He said the win in Salt Lake City was one the 2011 seniors would "remember forever . . . it all kind of clicked for them, this stuff that we'd been trying to hammer home all year. It was an opportunity to really say they helped accomplish something, do something that I don't know how many people outside that locker room thought we could do . . . that's something they'll always take with them and remember."

ORMS' FUTURE ON HOLD: Junior defensive back Parker Orms is out for the Stanford game after suffering his second concussion in two games. Embree said he is "not counting on having him for awhile," and that Orms' future could be in jeopardy.

Embree's view on concussions was impacted by the head injury suffered by former CU teammate Ed Reinhardt in 1984 at Oregon, so much so that he made a decision in August to not let defensive back Will Harlos compete again after Harlos had suffered multiple concussions.

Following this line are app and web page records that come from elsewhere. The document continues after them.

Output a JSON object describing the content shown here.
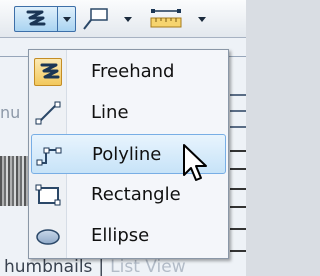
{
  "toolbar": {
    "draw_tool": {
      "icon": "freehand-icon",
      "dropdown_icon": "chevron-down-icon"
    },
    "shape_tool": {
      "icon": "shape-icon",
      "dropdown_icon": "chevron-down-icon"
    },
    "measure_tool": {
      "icon": "ruler-icon",
      "dropdown_icon": "chevron-down-icon"
    }
  },
  "background": {
    "partial_text": "nu",
    "footer": {
      "tab_left": "humbnails",
      "separator": "|",
      "tab_right": "List View"
    }
  },
  "menu": {
    "items": [
      {
        "label": "Freehand",
        "icon": "freehand-icon",
        "checked": true
      },
      {
        "label": "Line",
        "icon": "line-icon"
      },
      {
        "label": "Polyline",
        "icon": "polyline-icon",
        "hovered": true
      },
      {
        "label": "Rectangle",
        "icon": "rectangle-icon"
      },
      {
        "label": "Ellipse",
        "icon": "ellipse-icon"
      }
    ]
  },
  "colors": {
    "accent": "#3d6fa8",
    "hover_bg": "#c7e3f8",
    "checked_bg": "#f2c85c",
    "icon_dark": "#1b3655"
  }
}
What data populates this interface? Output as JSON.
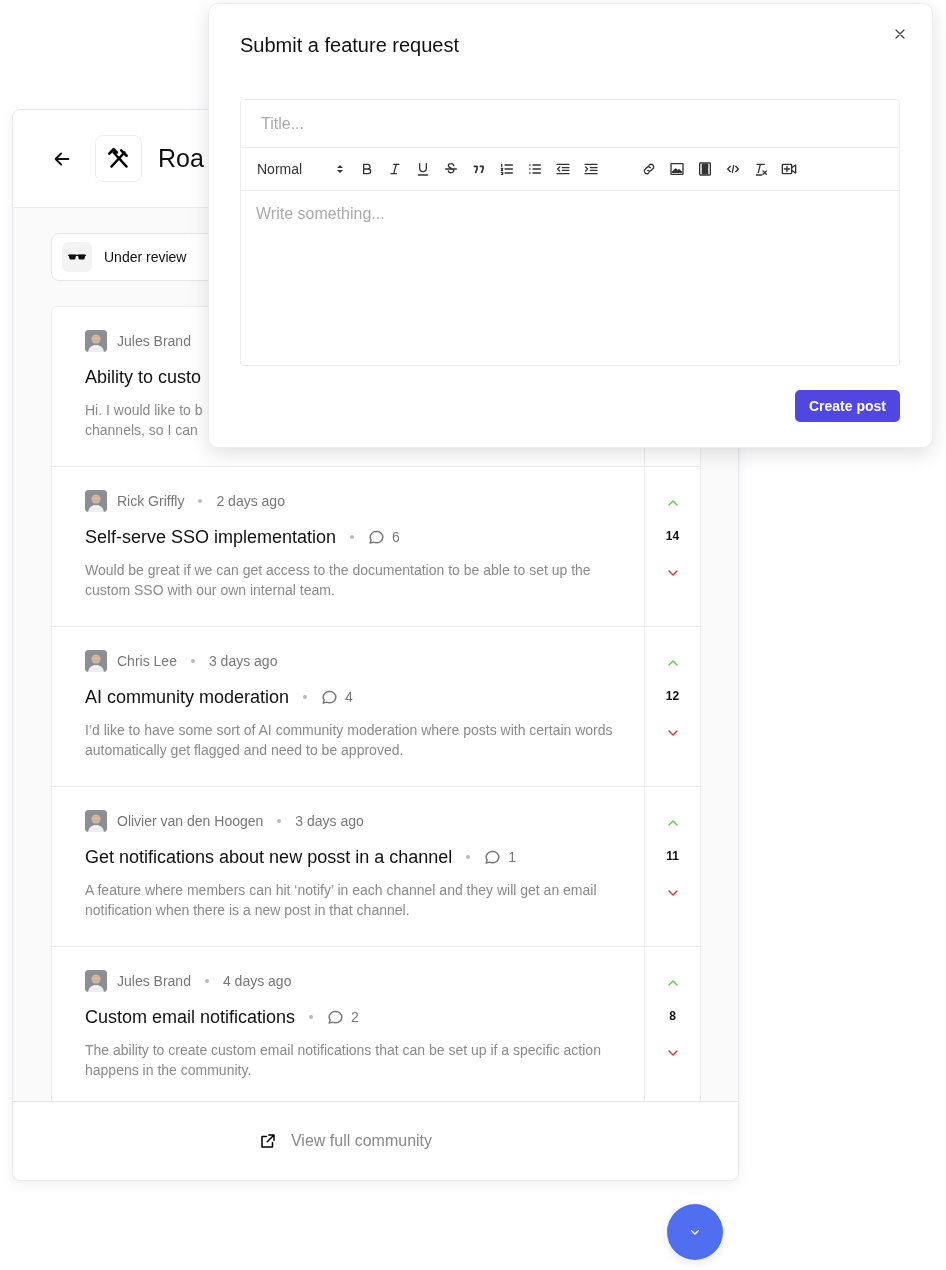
{
  "widget": {
    "title": "Roa",
    "filter": {
      "label": "Under review"
    },
    "posts": [
      {
        "author": "Jules Brand",
        "title": "Ability to custo",
        "body": "Hi. I would like to b\nchannels, so I can"
      },
      {
        "author": "Rick Griffly",
        "time": "2 days ago",
        "title": "Self-serve SSO implementation",
        "comments": "6",
        "body": "Would be great if we can get access to the documentation to be able to set up the custom SSO with our own internal team.",
        "votes": "14"
      },
      {
        "author": "Chris Lee",
        "time": "3 days ago",
        "title": "AI community moderation",
        "comments": "4",
        "body": "I’d like to have some sort of AI community moderation where posts with certain words automatically get flagged and need to be approved.",
        "votes": "12"
      },
      {
        "author": "Olivier van den Hoogen",
        "time": "3 days ago",
        "title": "Get notifications about new posst in a channel",
        "comments": "1",
        "body": "A feature where members can hit ‘notify’ in each channel and they will get an email notification when there is a new post in that channel.",
        "votes": "11"
      },
      {
        "author": "Jules Brand",
        "time": "4 days ago",
        "title": "Custom email notifications",
        "comments": "2",
        "body": "The ability to create custom email notifications that can be set up if a specific action happens in the community.",
        "votes": "8"
      }
    ],
    "footer_link": "View full community"
  },
  "modal": {
    "title": "Submit a feature request",
    "title_field": {
      "placeholder": "Title..."
    },
    "format_select": "Normal",
    "editor": {
      "placeholder": "Write something..."
    },
    "submit_button": "Create post"
  }
}
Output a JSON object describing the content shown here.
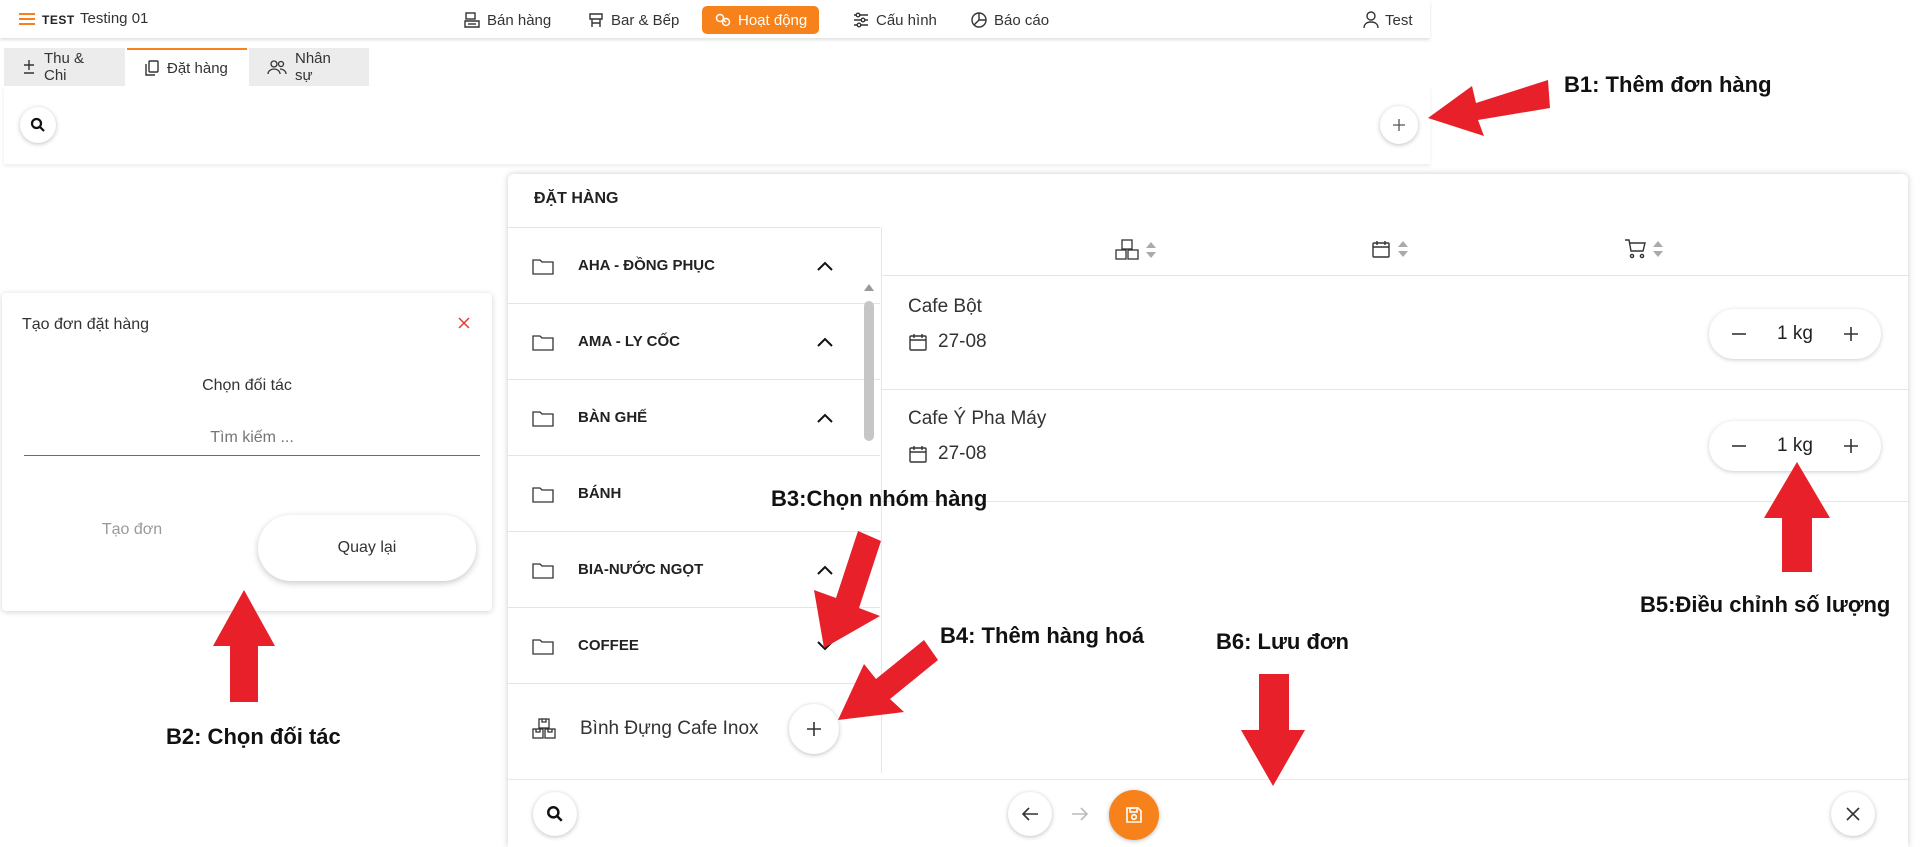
{
  "topbar": {
    "brand_name": "TEST",
    "store_name": "Testing 01",
    "nav": [
      {
        "label": "Bán hàng",
        "icon": "pos-icon"
      },
      {
        "label": "Bar & Bếp",
        "icon": "kitchen-icon"
      },
      {
        "label": "Hoạt động",
        "icon": "activity-icon",
        "active": true
      },
      {
        "label": "Cấu hình",
        "icon": "sliders-icon"
      },
      {
        "label": "Báo cáo",
        "icon": "pie-chart-icon"
      }
    ],
    "user_name": "Test",
    "accent_color": "#f7821b"
  },
  "tabs": [
    {
      "label": "Thu & Chi",
      "icon": "plus-minus-icon"
    },
    {
      "label": "Đặt hàng",
      "icon": "copy-icon",
      "active": true
    },
    {
      "label": "Nhân sự",
      "icon": "users-icon"
    }
  ],
  "dialog": {
    "title": "Tạo đơn đặt hàng",
    "partner_label": "Chọn đối tác",
    "search_placeholder": "Tìm kiếm ...",
    "create_label": "Tạo đơn",
    "back_label": "Quay lại"
  },
  "order_panel": {
    "title": "ĐẶT HÀNG",
    "categories": [
      {
        "label": "AHA - ĐỒNG PHỤC",
        "expanded": false
      },
      {
        "label": "AMA - LY CỐC",
        "expanded": false
      },
      {
        "label": "BÀN GHẾ",
        "expanded": false
      },
      {
        "label": "BÁNH",
        "expanded": false
      },
      {
        "label": "BIA-NƯỚC NGỌT",
        "expanded": false
      },
      {
        "label": "COFFEE",
        "expanded": true
      }
    ],
    "category_item": {
      "label": "Bình Đựng Cafe Inox"
    },
    "cart_items": [
      {
        "name": "Cafe Bột",
        "date": "27-08",
        "quantity": "1 kg"
      },
      {
        "name": "Cafe Ý Pha Máy",
        "date": "27-08",
        "quantity": "1 kg"
      }
    ]
  },
  "annotations": {
    "b1": "B1: Thêm đơn hàng",
    "b2": "B2: Chọn đối tác",
    "b3": "B3:Chọn nhóm hàng",
    "b4": "B4: Thêm hàng hoá",
    "b5": "B5:Điều chỉnh số lượng",
    "b6": "B6: Lưu đơn",
    "arrow_color": "#e8202a"
  }
}
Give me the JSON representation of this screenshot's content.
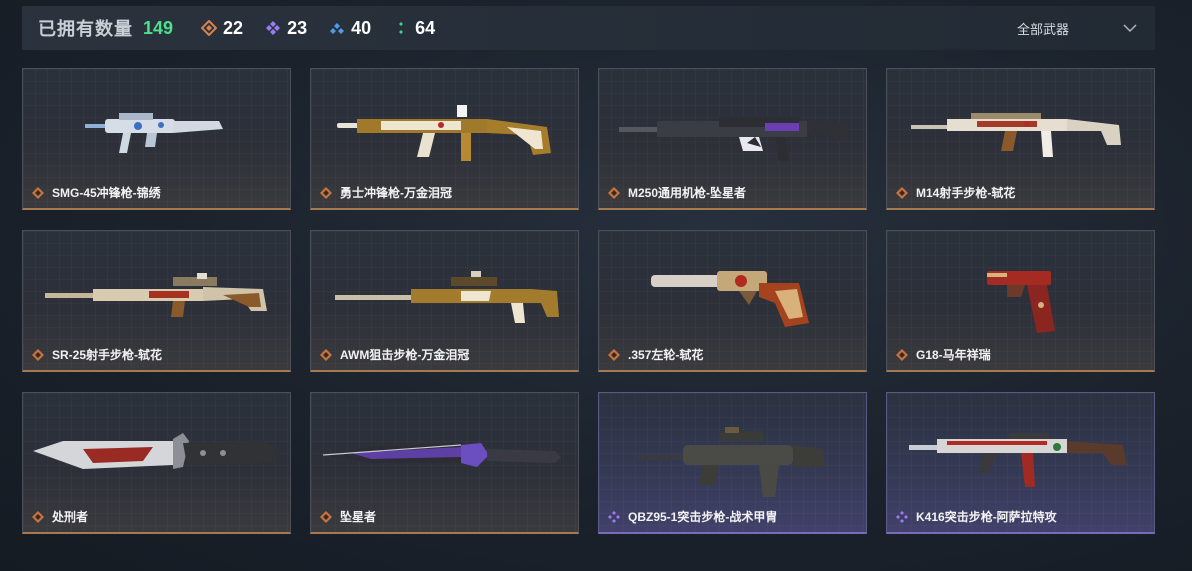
{
  "header": {
    "owned_label": "已拥有数量",
    "owned_total": "149",
    "rarity_counts": [
      {
        "icon": "orange-diamond-icon",
        "count": "22",
        "color": "#d9834a"
      },
      {
        "icon": "purple-diamond-icon",
        "count": "23",
        "color": "#9a7cf0"
      },
      {
        "icon": "blue-diamond-icon",
        "count": "40",
        "color": "#4f9be8"
      },
      {
        "icon": "green-dots-icon",
        "count": "64",
        "color": "#3fd18a"
      }
    ],
    "filter_label": "全部武器"
  },
  "weapons": [
    {
      "name": "SMG-45冲锋枪-锦绣",
      "rarity": "gold"
    },
    {
      "name": "勇士冲锋枪-万金泪冠",
      "rarity": "gold"
    },
    {
      "name": "M250通用机枪-坠星者",
      "rarity": "gold"
    },
    {
      "name": "M14射手步枪-轼花",
      "rarity": "gold"
    },
    {
      "name": "SR-25射手步枪-轼花",
      "rarity": "gold"
    },
    {
      "name": "AWM狙击步枪-万金泪冠",
      "rarity": "gold"
    },
    {
      "name": ".357左轮-轼花",
      "rarity": "gold"
    },
    {
      "name": "G18-马年祥瑞",
      "rarity": "gold"
    },
    {
      "name": "处刑者",
      "rarity": "gold"
    },
    {
      "name": "坠星者",
      "rarity": "gold"
    },
    {
      "name": "QBZ95-1突击步枪-战术甲胄",
      "rarity": "purple"
    },
    {
      "name": "K416突击步枪-阿萨拉特攻",
      "rarity": "purple"
    }
  ],
  "colors": {
    "gold_accent": "#d9834a",
    "purple_accent": "#9a7cf0",
    "total_green": "#4fe08a"
  }
}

Some of what decides Orms' future, said Embree, "will be gut instinct . . . I try to treat these guys like they're my only child." He said there will be "dialogue over a period of time, then we'll decide what's best for Parker."

QB DECISION ALSO COMING FROM THE GUT: And that gut belongs to - who else? - Embree. After quipping that Saturday's starter would be redshirt freshman walk-on John Schrock, who has battled mononucleosis for most of the season, Embree said, "We'll go through the week. I want to see if something develops . . . I have a gut feeling, I think, on what I want to do.

"I just want to see through the week of practice. It'll probably be something we sit down and discuss as a staff on Friday - who we want to do it. But it'll probably be a gut instinct."

Junior Jordan Webb, CU's starter through the first eight games, and sophomore Nick Hirschman, who led the Buffs on a pair of second-half scoring marches at Oregon, are the two QBs in contention.

BUFF BITS: Embree said missed tackles and missed assignments - many times the second affecting the first - continue to plague the Buffs and are 75 percent of why they've allowed so many big plays. CU is last in the NCAA (No. 120) in scoring defense, yielding 46 points a game . . . . The Buffs' offensive line continues to develop, said Embree, and was cited by the coaches after the Oregon game as the "unit of the week." Junior left tackle David Bakhtiari (knee) expects to play this week, but junior center Gus Handkler (knee) is out . . . . CU's penalty count has dropped from last season, when the Buffs' 103 penalties was the second-highest number in the Pac-12 (Arizona State had 104). Embree said while this team still isn't where it needs to be in terms of speed and athleticism, an improvement on those two fronts from 2011 has resulted in fewer flags this season. The Buffs' 48 penalties through eight games ranks them as the third-least penalized team in the conference . . . . Rippy said he was "really close" to being 100 percent from a physical standpoint. "I think to myself I'm 100 percent . . . but you're never going to be 100 percent in a season," he said.

Contact: BG.Brooks@Colorado.EDU